Driving through the countryside you see homes everywhere in various stages of completion. Is this due to lack of planning? Absolutely not. A member of the family is most likely employed in the US. Each time extra money is sent home work is done on the new house until funds run out. These homes sit unfinished, sometimes for years, while a husband is far away trying to create a better life for his family.
And what about the people still farming the land by hand instead of buying a John Deere tractor? The author correctly points out that one such machine can do the work of 12 men. He fails to appreciate that in a country of high unemployment this strategy puts 11 men out of work.

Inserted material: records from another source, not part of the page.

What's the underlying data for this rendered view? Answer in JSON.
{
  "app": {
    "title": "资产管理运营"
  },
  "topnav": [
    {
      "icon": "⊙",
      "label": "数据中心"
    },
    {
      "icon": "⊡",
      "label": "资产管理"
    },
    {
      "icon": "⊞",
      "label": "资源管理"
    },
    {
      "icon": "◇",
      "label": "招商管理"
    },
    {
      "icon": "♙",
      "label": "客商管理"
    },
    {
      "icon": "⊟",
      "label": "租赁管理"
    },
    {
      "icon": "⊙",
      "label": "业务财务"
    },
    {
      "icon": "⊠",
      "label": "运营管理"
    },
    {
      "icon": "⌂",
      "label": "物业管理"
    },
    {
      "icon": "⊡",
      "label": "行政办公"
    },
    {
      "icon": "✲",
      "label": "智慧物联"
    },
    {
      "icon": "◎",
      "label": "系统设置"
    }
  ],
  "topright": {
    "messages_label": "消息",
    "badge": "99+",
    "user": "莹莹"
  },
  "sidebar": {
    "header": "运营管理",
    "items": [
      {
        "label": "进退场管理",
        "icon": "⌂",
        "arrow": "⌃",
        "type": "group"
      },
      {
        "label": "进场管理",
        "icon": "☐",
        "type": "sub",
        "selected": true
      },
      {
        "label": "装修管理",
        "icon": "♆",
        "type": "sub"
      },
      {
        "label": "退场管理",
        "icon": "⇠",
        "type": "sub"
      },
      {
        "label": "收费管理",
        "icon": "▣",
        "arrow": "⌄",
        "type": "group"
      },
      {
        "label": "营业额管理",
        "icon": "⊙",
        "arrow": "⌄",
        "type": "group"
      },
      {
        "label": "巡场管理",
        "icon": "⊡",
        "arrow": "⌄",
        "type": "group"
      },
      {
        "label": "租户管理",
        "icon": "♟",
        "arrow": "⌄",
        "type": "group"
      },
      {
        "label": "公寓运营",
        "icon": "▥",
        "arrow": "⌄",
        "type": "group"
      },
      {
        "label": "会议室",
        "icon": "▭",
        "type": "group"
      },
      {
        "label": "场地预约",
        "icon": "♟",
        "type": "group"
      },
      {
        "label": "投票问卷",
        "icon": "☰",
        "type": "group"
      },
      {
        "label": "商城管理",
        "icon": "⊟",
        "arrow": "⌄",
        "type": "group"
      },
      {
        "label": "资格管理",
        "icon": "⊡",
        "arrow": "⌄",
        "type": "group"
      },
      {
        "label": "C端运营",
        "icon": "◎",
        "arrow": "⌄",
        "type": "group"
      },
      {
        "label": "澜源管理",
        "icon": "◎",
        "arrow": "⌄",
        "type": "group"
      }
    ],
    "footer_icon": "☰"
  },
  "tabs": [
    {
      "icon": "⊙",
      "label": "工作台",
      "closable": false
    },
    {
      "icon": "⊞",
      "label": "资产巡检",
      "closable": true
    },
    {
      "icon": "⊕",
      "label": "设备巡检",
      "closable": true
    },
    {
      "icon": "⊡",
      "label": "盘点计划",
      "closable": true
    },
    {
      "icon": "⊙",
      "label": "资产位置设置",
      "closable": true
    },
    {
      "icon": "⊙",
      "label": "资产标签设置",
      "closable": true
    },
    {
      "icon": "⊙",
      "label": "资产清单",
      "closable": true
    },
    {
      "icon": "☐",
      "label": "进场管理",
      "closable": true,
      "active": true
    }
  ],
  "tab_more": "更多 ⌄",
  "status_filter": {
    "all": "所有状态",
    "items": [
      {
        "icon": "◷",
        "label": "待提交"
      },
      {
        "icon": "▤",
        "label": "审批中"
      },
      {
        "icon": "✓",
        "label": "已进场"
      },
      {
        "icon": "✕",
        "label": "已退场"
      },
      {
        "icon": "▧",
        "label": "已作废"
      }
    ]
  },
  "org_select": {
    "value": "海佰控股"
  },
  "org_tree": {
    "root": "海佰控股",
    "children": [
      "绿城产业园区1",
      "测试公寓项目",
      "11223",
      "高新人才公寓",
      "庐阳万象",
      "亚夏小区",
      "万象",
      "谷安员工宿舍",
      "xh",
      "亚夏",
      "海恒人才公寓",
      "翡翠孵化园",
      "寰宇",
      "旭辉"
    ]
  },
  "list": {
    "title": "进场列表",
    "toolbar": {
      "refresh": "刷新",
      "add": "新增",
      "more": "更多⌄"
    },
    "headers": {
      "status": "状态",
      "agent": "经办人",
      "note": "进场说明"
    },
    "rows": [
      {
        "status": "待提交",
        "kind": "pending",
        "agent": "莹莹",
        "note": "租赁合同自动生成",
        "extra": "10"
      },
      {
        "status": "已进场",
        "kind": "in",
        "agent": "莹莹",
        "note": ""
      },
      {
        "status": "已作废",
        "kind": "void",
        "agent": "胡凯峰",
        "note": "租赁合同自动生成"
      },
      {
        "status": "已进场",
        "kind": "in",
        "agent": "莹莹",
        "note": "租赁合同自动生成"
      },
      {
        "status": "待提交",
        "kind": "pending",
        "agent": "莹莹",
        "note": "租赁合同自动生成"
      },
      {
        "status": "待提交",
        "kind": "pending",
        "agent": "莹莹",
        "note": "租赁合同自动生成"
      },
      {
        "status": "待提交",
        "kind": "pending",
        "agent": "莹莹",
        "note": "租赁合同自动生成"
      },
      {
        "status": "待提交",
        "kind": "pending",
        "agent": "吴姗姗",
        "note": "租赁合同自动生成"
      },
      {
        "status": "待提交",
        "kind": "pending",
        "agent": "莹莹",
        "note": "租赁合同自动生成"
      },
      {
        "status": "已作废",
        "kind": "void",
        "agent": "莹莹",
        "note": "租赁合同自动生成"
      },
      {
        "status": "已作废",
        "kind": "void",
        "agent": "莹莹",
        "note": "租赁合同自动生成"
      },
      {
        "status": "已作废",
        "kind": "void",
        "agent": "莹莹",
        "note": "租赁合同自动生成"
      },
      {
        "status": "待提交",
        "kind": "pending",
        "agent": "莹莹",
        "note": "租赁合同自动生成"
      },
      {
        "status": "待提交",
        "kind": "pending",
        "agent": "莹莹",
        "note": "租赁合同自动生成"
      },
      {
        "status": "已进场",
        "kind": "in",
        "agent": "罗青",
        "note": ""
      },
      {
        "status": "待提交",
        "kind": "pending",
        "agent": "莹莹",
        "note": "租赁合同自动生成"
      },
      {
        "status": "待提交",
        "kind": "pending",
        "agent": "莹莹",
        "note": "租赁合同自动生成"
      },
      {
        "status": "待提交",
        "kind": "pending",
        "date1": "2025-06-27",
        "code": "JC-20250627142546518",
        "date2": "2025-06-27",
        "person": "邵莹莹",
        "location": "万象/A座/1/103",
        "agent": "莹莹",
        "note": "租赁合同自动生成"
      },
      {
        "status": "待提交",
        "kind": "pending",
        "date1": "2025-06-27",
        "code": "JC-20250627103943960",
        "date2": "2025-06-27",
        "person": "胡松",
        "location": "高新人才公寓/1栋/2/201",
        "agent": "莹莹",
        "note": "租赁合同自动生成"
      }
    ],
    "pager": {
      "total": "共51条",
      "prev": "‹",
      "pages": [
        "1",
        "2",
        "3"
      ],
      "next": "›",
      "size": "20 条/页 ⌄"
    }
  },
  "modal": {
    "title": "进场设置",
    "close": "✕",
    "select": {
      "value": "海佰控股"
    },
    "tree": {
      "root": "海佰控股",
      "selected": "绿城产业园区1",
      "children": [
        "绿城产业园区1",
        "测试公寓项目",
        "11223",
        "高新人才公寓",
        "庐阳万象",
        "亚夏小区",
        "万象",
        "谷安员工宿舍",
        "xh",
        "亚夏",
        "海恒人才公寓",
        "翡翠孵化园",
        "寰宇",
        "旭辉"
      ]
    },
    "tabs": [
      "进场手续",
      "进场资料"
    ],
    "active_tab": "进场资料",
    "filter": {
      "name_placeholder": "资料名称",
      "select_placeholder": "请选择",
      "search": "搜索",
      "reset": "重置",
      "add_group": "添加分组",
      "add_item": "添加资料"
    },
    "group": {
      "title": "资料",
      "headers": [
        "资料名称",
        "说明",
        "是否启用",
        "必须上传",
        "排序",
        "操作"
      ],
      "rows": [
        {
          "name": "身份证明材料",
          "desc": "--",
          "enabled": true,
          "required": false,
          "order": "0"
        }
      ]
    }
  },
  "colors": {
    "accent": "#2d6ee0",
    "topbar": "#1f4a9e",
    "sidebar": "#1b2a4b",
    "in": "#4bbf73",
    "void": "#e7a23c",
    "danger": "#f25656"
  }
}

Our large families come under attack, again for lack of planning. The author forgets that in an agrarian society more children equate to more help growing the crops needed for survival. And while having multiple children is blamed on the “cultural devaluing of the female,” no mention is made that Catholicism, which eschews birth control, is practiced by around 98% of the population.
Ecuador is a beautiful country filled with kind and loving people. We have an abundance of fresh food and water. Perhaps we are not as prepared as the author would like for a “collapse.” Perhaps we don’t need to be.
Is our country perfect? Of course not. There are political, social, and financial problems to solve here just like most every other place. But I’m damned proud to call Ecuador my home, so don’t pick on my fellow citizens to justify your extremist position, mister.